    In the end, you want to talk with the people who work in your field as networking is incredibly important in this job search. 

    Only a small percentage of positions are secured through job boards.  A larger percentage of positions are uncovered and eventually secured through personal outreach to and active engagement with various professionals in the field, basically through what many people generically refer to as “networking”.  Does this mean that you should not bother looking at job boards?  Absolutely not!  Job boards can be extremely helpful to get a sense for the most active companies, variety of positions, job descriptions, salary ranges, etc.  However, mining job boards should not be the only technique in your search.  You are likely to be more successful if you take a multi-pronged approach.

    Researching The Key Companies

    Some of the largest biotechnology companies in the word include:

    Be sure to also check this handy resource on, where you can search by state and city a lot of biotech companies all over the United States

    When launching your internship/job search:

    1. Write your resume with a focus on achievements, goals, and skills. Remember that the first person reviewing resumes may not have a science background although they know what keywords they are looking for, in terms of techniques and skills.  Be clear but speak in terms that even a non-expert might understand what your are saying.

    2. Tailor your resume to the job, which may require you to do small edits to your resume, by inserting key words from the posting or re-ordering your experience to make the most relevant entries first on the list.

      Ensure your cover letter touches on why you are a good fit for the job, what skills you can bring to the company, and why you want to work there.  Strive to link past experience to the position you are targeting.  Remember:  Employers look at relevant, past positive records as the best predictors for future success at their organization.

    3. Do as much research as it takes to write a substantive and tailored cover letter.

    Resume Resources

    UM Career Center Resume and Cover Letter Resources

    UM Biomedical Engineering Networking, Resume/CV, Cover Letters and Interviewing Tips & Resources

    How to Craft an Industry Resume (for PhDs)

    Resume Samples

    See resume and cover letter tips in this guide to Job Hunting in the Biotech Industry for scientist job seekers

    How to Find a Job in Biotech and Resume/CV Tips

    The Scientist’s Conundrum: CV, Resume or Something In-Between?

    Resume Articles

    If you did some preliminary research on the industry and the organization when you applied, be prepard to do even more research should you be invited for an interview.

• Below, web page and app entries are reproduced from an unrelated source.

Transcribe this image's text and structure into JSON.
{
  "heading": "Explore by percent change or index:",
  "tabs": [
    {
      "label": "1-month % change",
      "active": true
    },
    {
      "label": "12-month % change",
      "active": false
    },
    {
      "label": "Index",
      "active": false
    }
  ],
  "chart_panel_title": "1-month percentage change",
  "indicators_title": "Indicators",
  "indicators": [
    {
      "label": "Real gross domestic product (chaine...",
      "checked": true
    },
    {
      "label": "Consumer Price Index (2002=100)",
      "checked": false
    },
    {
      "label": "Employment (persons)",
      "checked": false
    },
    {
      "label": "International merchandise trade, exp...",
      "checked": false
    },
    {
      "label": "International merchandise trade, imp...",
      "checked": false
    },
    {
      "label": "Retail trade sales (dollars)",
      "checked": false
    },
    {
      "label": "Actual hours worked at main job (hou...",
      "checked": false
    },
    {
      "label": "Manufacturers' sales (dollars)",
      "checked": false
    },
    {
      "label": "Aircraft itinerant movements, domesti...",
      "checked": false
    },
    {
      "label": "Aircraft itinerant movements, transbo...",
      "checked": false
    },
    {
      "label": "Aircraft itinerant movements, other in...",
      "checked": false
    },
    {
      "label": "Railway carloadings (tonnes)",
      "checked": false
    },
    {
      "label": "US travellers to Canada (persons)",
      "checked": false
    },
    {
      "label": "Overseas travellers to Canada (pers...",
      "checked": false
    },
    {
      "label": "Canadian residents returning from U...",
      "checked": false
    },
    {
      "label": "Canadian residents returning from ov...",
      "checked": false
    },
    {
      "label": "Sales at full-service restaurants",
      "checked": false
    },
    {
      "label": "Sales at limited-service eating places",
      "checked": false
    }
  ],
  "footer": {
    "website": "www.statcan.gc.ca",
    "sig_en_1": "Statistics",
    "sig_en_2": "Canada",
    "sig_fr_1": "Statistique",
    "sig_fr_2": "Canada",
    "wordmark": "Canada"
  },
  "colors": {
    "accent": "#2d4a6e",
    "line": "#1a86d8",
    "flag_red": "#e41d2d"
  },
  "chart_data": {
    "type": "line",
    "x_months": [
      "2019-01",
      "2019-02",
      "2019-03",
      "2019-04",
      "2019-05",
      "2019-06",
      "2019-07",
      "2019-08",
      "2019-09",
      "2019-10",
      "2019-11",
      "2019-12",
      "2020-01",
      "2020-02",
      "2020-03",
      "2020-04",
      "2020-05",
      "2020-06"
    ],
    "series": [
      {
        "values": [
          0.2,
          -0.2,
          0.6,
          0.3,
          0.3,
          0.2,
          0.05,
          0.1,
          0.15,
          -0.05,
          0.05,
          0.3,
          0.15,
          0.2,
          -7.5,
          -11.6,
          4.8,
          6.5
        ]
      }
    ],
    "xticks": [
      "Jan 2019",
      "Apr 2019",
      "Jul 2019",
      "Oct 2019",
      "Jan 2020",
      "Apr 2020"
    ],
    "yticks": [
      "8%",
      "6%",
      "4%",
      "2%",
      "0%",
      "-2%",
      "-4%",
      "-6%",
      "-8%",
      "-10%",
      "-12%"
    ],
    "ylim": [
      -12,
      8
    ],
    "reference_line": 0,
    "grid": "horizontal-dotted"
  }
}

You will want to review the organization’s website, its projects, the current portfolio of products, and be prepared to discuss them cogently.  The more you know about the organization you are applying for, the easier it will be to connect your experiences and skills to their needs, thus improving your chances of getting hired.

    Interview Resources

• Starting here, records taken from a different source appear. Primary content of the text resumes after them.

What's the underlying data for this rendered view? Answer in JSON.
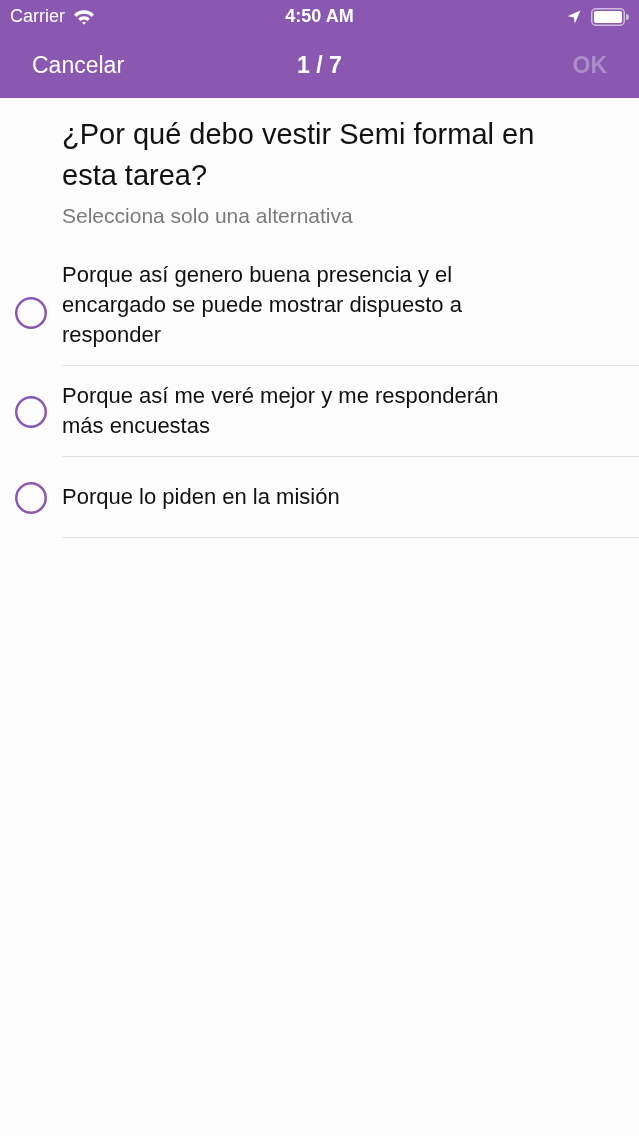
{
  "status_bar": {
    "carrier": "Carrier",
    "time": "4:50 AM"
  },
  "nav_bar": {
    "cancel": "Cancelar",
    "title": "1 / 7",
    "ok": {
      "label": "OK",
      "disabled": true
    }
  },
  "question": {
    "title": "¿Por qué debo vestir Semi formal en esta tarea?",
    "hint": "Selecciona solo una alternativa"
  },
  "options": [
    {
      "label": "Porque así genero buena presencia y el encargado se puede mostrar dispuesto a responder",
      "selected": false
    },
    {
      "label": "Porque así me veré mejor y me responderán más encuestas",
      "selected": false
    },
    {
      "label": "Porque lo piden en la misión",
      "selected": false
    }
  ]
}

    UM Career Center Interview Resources

    Interview Articles

    Visit The Career Center website for more information on resumes, interviewing, and networking

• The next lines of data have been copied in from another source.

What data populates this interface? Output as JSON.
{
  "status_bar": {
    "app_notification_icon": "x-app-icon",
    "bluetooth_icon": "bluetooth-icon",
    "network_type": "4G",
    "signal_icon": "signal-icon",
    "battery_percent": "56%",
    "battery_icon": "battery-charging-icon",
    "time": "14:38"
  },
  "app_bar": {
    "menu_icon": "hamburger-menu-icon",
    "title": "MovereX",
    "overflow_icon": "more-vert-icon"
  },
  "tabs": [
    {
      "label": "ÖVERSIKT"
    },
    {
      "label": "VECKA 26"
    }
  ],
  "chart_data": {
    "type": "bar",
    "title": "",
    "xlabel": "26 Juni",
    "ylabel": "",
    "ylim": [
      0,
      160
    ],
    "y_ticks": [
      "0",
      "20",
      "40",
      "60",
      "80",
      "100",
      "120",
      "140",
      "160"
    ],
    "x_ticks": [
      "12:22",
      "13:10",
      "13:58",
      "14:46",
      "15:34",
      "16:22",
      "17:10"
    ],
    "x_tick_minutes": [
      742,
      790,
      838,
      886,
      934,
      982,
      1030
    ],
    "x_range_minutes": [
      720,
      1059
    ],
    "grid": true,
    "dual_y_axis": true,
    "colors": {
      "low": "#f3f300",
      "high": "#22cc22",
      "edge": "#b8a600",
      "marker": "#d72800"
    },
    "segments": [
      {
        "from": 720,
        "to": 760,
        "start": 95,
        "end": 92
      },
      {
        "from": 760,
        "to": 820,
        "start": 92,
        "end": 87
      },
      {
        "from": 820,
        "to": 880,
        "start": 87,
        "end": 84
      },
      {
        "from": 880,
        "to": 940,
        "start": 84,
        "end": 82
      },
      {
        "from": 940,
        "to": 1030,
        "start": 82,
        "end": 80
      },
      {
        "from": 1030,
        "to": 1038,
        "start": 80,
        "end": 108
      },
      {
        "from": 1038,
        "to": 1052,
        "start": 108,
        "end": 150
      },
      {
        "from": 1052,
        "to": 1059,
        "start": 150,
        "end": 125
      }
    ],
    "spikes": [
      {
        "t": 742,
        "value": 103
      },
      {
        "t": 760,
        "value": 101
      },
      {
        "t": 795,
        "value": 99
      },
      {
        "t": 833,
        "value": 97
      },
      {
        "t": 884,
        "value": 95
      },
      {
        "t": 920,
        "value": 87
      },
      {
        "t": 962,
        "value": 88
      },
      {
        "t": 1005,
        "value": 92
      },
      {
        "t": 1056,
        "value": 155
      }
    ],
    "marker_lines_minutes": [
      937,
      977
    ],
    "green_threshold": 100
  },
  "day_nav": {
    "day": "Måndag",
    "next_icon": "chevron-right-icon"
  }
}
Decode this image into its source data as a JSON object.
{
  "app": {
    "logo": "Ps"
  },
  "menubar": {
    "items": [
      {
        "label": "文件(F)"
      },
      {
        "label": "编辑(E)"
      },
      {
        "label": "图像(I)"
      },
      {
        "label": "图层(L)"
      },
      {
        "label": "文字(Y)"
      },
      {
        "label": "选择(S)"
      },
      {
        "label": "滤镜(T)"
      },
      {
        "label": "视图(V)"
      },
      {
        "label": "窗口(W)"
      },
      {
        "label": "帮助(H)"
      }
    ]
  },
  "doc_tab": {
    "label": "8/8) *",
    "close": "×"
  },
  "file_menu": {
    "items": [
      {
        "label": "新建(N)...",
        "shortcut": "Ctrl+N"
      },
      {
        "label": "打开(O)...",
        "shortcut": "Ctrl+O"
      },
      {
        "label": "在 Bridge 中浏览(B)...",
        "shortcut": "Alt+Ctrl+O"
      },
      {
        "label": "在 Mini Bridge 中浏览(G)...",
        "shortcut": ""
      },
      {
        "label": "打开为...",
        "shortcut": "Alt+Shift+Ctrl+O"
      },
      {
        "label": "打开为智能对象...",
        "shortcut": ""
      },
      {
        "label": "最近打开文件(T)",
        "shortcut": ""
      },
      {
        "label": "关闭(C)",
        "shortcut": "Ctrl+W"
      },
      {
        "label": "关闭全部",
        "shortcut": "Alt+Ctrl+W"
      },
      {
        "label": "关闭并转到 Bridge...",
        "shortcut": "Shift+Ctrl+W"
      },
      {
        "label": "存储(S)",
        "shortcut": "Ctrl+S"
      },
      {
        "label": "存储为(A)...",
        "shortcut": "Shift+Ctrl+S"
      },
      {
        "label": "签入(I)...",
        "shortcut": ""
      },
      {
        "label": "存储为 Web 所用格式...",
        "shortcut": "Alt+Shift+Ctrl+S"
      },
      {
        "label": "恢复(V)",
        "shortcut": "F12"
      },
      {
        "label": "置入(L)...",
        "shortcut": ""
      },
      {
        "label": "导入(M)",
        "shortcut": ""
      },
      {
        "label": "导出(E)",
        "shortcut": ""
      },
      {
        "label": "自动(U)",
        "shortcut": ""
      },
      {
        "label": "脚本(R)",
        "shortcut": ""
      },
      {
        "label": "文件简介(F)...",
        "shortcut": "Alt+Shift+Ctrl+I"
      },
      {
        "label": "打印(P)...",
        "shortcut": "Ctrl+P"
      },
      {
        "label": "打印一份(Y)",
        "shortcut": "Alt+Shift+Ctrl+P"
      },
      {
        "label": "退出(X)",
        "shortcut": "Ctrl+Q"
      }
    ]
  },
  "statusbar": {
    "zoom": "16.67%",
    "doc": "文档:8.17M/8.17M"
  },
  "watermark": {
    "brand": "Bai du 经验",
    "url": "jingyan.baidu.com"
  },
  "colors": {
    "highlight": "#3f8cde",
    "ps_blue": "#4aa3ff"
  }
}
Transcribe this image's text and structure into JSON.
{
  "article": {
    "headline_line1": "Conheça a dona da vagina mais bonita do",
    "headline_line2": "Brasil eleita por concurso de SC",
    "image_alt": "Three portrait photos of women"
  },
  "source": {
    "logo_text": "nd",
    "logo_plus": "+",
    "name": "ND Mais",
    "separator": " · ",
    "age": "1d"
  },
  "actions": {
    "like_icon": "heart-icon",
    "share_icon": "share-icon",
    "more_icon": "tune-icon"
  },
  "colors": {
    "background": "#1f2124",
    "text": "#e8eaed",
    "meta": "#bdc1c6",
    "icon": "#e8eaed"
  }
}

    Get Help

    Want some coaching around launching your Career Track?  Interested in gaining experience including securing Internships or looking for Jobs?  

    Before Your Appointment: Explore and engage with the tools and links in Launch Your Career Track; Complete the 3,2,1 reflection exercise; Attend a Career Crawl/Workshop related to your Career Track.



    You have been launching your job/internship search, and may be wondering “What Next?”  This short exercise will help you clarify your question(s) and identify strategies to answer your job/internship search questions.

    3   -  What are three take-aways from exploring the resources in "Launching Your Job/Internship Search"?

    2   -  What are two questions that you still have/what are you questioning now?

    1   -  What is 1 specific action step to help answer your 2 questions?

    Was this helpful?



    Photo Credit: Tiago Gerken